In 2012, an Oregonian named Julie Keith went to Kmart and purchased an ordinary Halloween graveyard decoration kit. In it, she found a surprise that would change her perspective on cheap tchotchkes forever: a sealed note allegedly written by a prisoner at a Chinese labor camp. The writer frantically claimed that he or she was forced to work 15 hours a day without breaks, suffering beatings and receiving next to no pay. The writer begged for attention from human rights organizations.
Keith posted the note wide and vowed never to buy products made in China again.
While the veracity of the note remains up to question, Human Rights Watch confirmed that the account aligned with real conditions in labor camps in China, where citizens were “re-educated” without trial and used for labor to support the nation’s soaring manufacturing demands. The camps were shut down in 2013 partly thanks to the publicity of Keith’s note, but arbitrary detention and inhumane labor conditions remain rampant.
The fascinating note in a bottle-esque tale lends itself well to adaptation, but few could capture the story more magnificently than Made In China, a new play by innovative puppet theater company Wakka Wakka Ensemble.
The script isn’t explicitly based on Julie Keith, but the storyline is there. In this charming play, a lonely American divorcee named Mary finds a similarly alarming note among her cheap-o Christmas purchases. She has a tense relationship with her neighbor, a Chinese immigrant named Eddie Wang, who offers no help in the matter.
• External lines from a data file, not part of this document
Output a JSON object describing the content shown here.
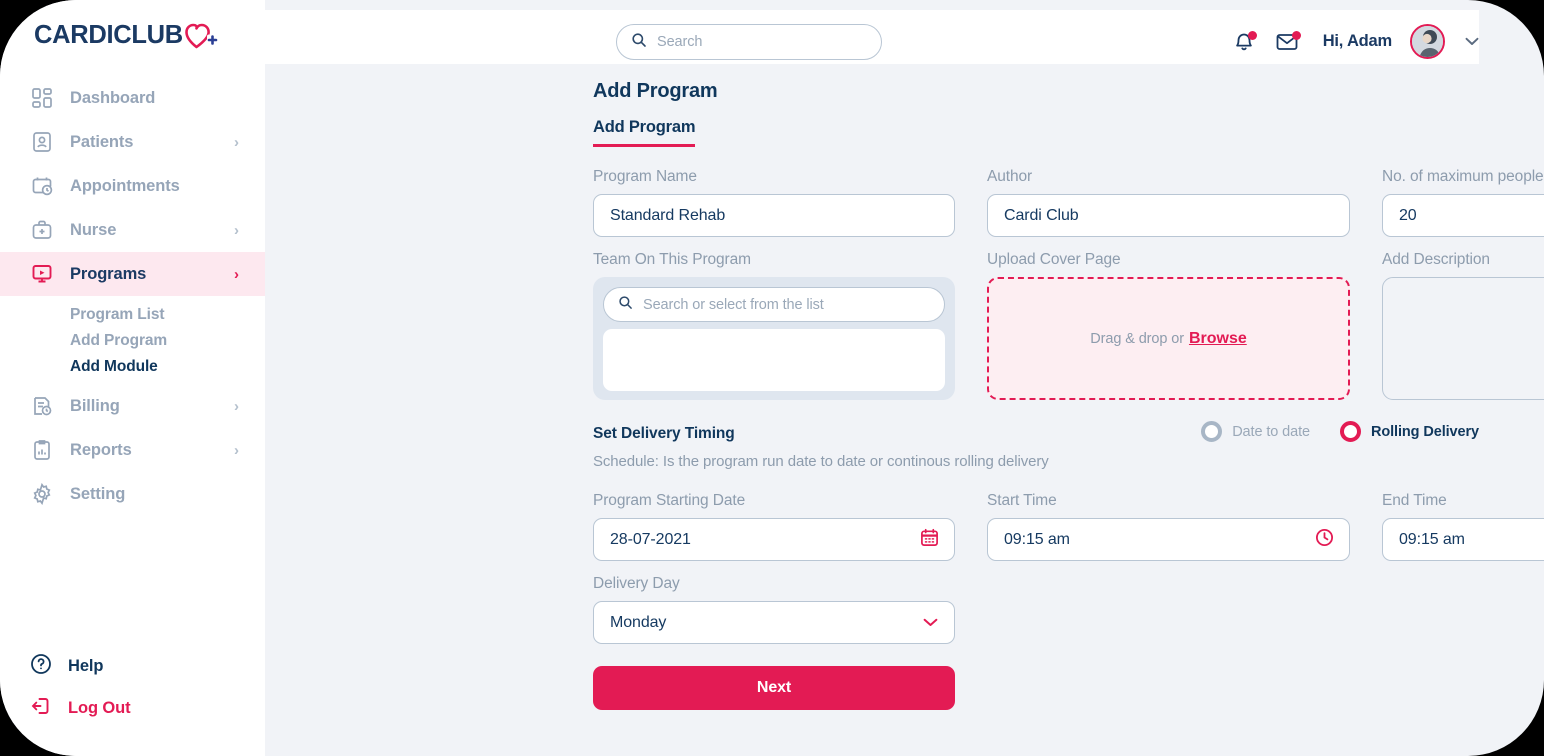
{
  "brand": {
    "name": "CARDICLUB",
    "logo_heart_color": "#e31b54",
    "logo_text_color": "#1b3a63",
    "accent_color": "#e31b54",
    "navy_color": "#10375c"
  },
  "sidebar": {
    "items": [
      {
        "label": "Dashboard",
        "icon": "dashboard-icon",
        "has_chevron": false,
        "active": false
      },
      {
        "label": "Patients",
        "icon": "patients-icon",
        "has_chevron": true,
        "active": false
      },
      {
        "label": "Appointments",
        "icon": "appointments-icon",
        "has_chevron": false,
        "active": false
      },
      {
        "label": "Nurse",
        "icon": "nurse-icon",
        "has_chevron": true,
        "active": false
      },
      {
        "label": "Programs",
        "icon": "programs-icon",
        "has_chevron": true,
        "active": true
      },
      {
        "label": "Billing",
        "icon": "billing-icon",
        "has_chevron": true,
        "active": false
      },
      {
        "label": "Reports",
        "icon": "reports-icon",
        "has_chevron": true,
        "active": false
      },
      {
        "label": "Setting",
        "icon": "gear-icon",
        "has_chevron": false,
        "active": false
      }
    ],
    "sub_items": [
      {
        "label": "Program List",
        "current": false
      },
      {
        "label": "Add Program",
        "current": false
      },
      {
        "label": "Add Module",
        "current": true
      }
    ],
    "chevron_glyph": "›",
    "bottom": {
      "help_label": "Help",
      "help_icon": "question-circle-icon",
      "logout_label": "Log Out",
      "logout_icon": "logout-icon"
    }
  },
  "header": {
    "search_placeholder": "Search",
    "search_value": "",
    "search_icon": "search-icon",
    "notification_icon": "bell-icon",
    "message_icon": "envelope-icon",
    "greeting": "Hi, Adam",
    "avatar_icon": "avatar",
    "caret_icon": "chevron-down-icon",
    "caret_glyph": "⌄"
  },
  "page": {
    "title": "Add Program",
    "tabs": [
      {
        "label": "Add Program",
        "active": true
      }
    ]
  },
  "form": {
    "program_name": {
      "label": "Program Name",
      "value": "Standard Rehab"
    },
    "author": {
      "label": "Author",
      "value": "Cardi Club"
    },
    "max_people": {
      "label": "No. of maximum people",
      "value": "20",
      "icon": "chevron-down-icon"
    },
    "team": {
      "label": "Team On This Program",
      "search_placeholder": "Search or select from the list",
      "search_value": "",
      "search_icon": "search-icon",
      "selected": []
    },
    "upload": {
      "label": "Upload  Cover Page",
      "drag_text": "Drag & drop or",
      "browse_label": "Browse"
    },
    "description": {
      "label": "Add Description",
      "value": ""
    }
  },
  "delivery": {
    "section_title": "Set Delivery Timing",
    "section_subtitle": "Schedule: Is the program run date to date or continous rolling delivery",
    "options": [
      {
        "label": "Date to date",
        "selected": false
      },
      {
        "label": "Rolling Delivery",
        "selected": true
      }
    ],
    "start_date": {
      "label": "Program Starting Date",
      "value": "28-07-2021",
      "icon": "calendar-icon"
    },
    "start_time": {
      "label": "Start Time",
      "value": "09:15 am",
      "icon": "clock-icon"
    },
    "end_time": {
      "label": "End Time",
      "value": "09:15 am",
      "icon": "clock-icon"
    },
    "delivery_day": {
      "label": "Delivery Day",
      "value": "Monday",
      "icon": "chevron-down-icon"
    }
  },
  "actions": {
    "next_label": "Next"
  }
}
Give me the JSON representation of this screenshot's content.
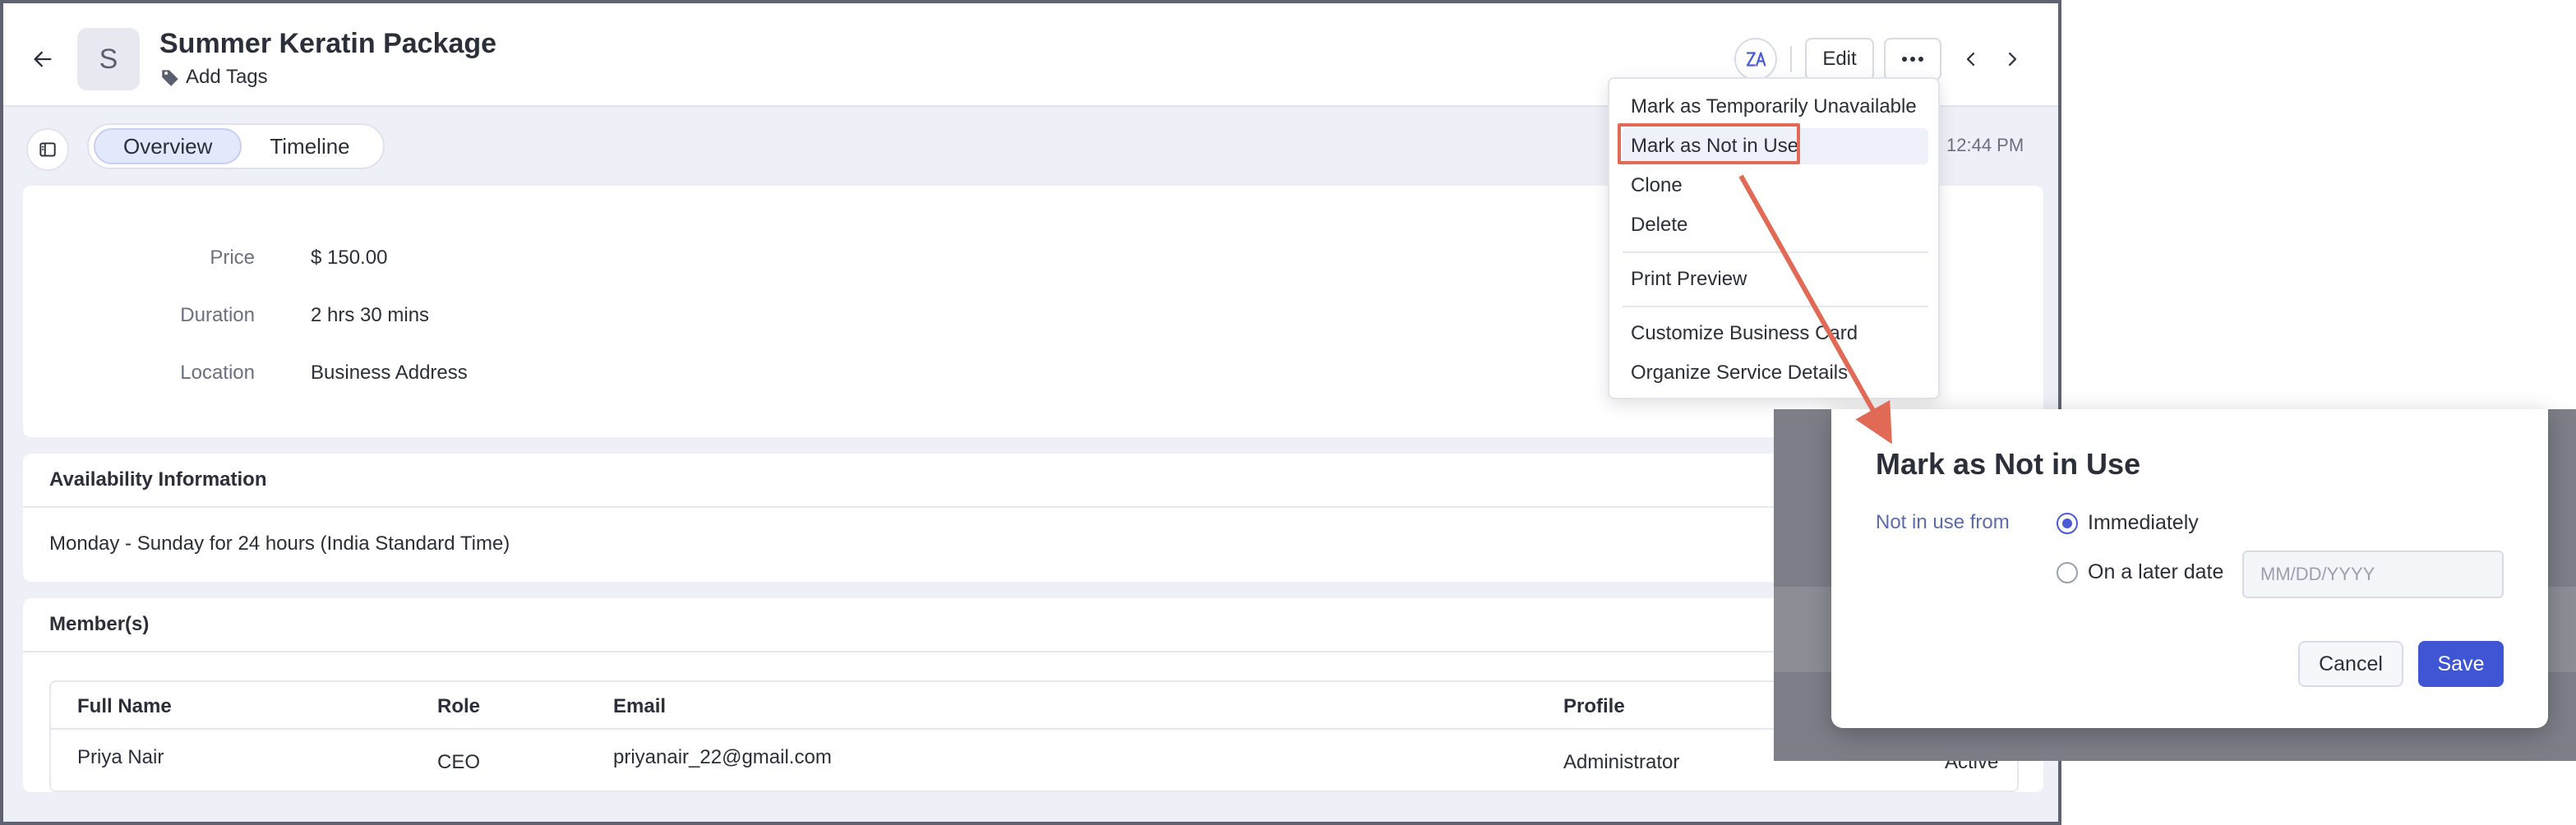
{
  "header": {
    "avatar_letter": "S",
    "title": "Summer Keratin Package",
    "add_tags": "Add Tags",
    "edit_label": "Edit"
  },
  "tabs": [
    {
      "label": "Overview",
      "active": true
    },
    {
      "label": "Timeline",
      "active": false
    }
  ],
  "modified_time": "12:44 PM",
  "details": [
    {
      "label": "Price",
      "value": "$ 150.00"
    },
    {
      "label": "Duration",
      "value": "2 hrs 30 mins"
    },
    {
      "label": "Location",
      "value": "Business Address"
    }
  ],
  "availability": {
    "title": "Availability Information",
    "text": "Monday - Sunday for 24 hours (India Standard Time)"
  },
  "members": {
    "title": "Member(s)",
    "columns": [
      "Full Name",
      "Role",
      "Email",
      "Profile"
    ],
    "rows": [
      {
        "name": "Priya Nair",
        "role": "CEO",
        "email": "priyanair_22@gmail.com",
        "profile": "Administrator",
        "status": "Active"
      }
    ]
  },
  "menu": {
    "items": [
      "Mark as Temporarily Unavailable",
      "Mark as Not in Use",
      "Clone",
      "Delete",
      "Print Preview",
      "Customize Business Card",
      "Organize Service Details"
    ]
  },
  "modal": {
    "title": "Mark as Not in Use",
    "label": "Not in use from",
    "option_immediately": "Immediately",
    "option_later": "On a later date",
    "date_placeholder": "MM/DD/YYYY",
    "cancel": "Cancel",
    "save": "Save"
  },
  "colors": {
    "accent": "#3f55d4",
    "annotation": "#e06a55"
  }
}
The script goes from zero to 100 quickly—from grounded suburban reality to talking appliances to some very surreal events that usher Mary and Eddie all the way to China. There, they embark on an unlikely hero’s journey while getting in touch with their own pasts.
Wakka Wakka has tackled heavy subjects before, from famed holocaust victim Moritz Rabinowitz in their production Fabrik to climate change and apocalypse in their Obie-winning play Baby Universe. The group based Made In China on their own experiences visiting China. A few cast members are bilingual.
Wakka Wakka’s plays—largely not for kids—employ whimsical comedy only afforded by clever puppetry. The jokes, songs, and dialogue in Made and China are very funny (Mary’s naïve strength and earnestness steal the show), but the true humor comes through in the company’s endearing use of scale, subtle anthropomorphic gestures, meticulous puppet craftsmanship, and resourceful, minimal staging that challenges the imagination. It isn’t funny to watch someone reach for a phone under a couch—but watching a team of puppeteers successfully nail this difficult bit of blocking mid-air with a silly, floppy puppet…suddenly it’s comedy.
Yet, like other Wakka Wakka shows, Made In China gets grotesque, disturbing, and genuinely scary at times. Projections of propaganda greet Mary and Eddie in China, as well as some chilling ghosts and spirits. The political message isn’t subtle, either. Whether through Mary’s moralistic arc or the cameos of an overlord-esque Chairman Mao and Uncle Sam, Made In China continuously drives home that this is an international crisis in which we all play a role. You will definitely think twice before buying a product made in China again.
It takes a lot of skill to blend these elements successfully into any play, let alone a play in which your actors are made of lifeless fabric. Wakka Wakka, however, makes it look easy. There is however a small cost to their ambition: in an effort to cram everything into 90 minutes, the show wraps up a little too hastily. You’ll want more, which may be the best criticism a show can ask for.
Written and directed by: Kirjan Waage and Gwendolyn Warnock
Presented by: The Wakka Wakka Ensemble
Runs through: February 19 at 59E59 in NYC.